Task objective:
Nothing may differ between your reply and the listing that follows.

━━ Source data ━━

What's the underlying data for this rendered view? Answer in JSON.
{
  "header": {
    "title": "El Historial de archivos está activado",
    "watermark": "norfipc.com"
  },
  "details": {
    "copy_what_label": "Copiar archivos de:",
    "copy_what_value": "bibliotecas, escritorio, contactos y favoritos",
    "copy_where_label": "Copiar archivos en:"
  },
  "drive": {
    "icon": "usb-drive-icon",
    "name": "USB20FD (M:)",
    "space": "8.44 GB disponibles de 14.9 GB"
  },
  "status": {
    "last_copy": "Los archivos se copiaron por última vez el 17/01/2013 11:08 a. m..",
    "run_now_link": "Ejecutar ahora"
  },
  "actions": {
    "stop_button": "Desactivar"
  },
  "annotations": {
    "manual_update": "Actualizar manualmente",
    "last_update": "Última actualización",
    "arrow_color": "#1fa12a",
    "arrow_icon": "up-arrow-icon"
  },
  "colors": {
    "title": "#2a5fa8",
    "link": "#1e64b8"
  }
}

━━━

Answer to the problem:
What's the underlying data for this rendered view? Answer in JSON.
{
  "header": {
    "title": "El Historial de archivos está activado",
    "watermark": "norfipc.com"
  },
  "details": {
    "copy_what_label": "Copiar archivos de:",
    "copy_what_value": "bibliotecas, escritorio, contactos y favoritos",
    "copy_where_label": "Copiar archivos en:"
  },
  "drive": {
    "icon": "usb-drive-icon",
    "name": "USB20FD (M:)",
    "space": "8.44 GB disponibles de 14.9 GB"
  },
  "status": {
    "last_copy": "Los archivos se copiaron por última vez el 17/01/2013 11:08 a. m..",
    "run_now_link": "Ejecutar ahora"
  },
  "actions": {
    "stop_button": "Desactivar"
  },
  "annotations": {
    "manual_update": "Actualizar manualmente",
    "last_update": "Última actualización",
    "arrow_color": "#1fa12a",
    "arrow_icon": "up-arrow-icon"
  },
  "colors": {
    "title": "#2a5fa8",
    "link": "#1e64b8"
  }
}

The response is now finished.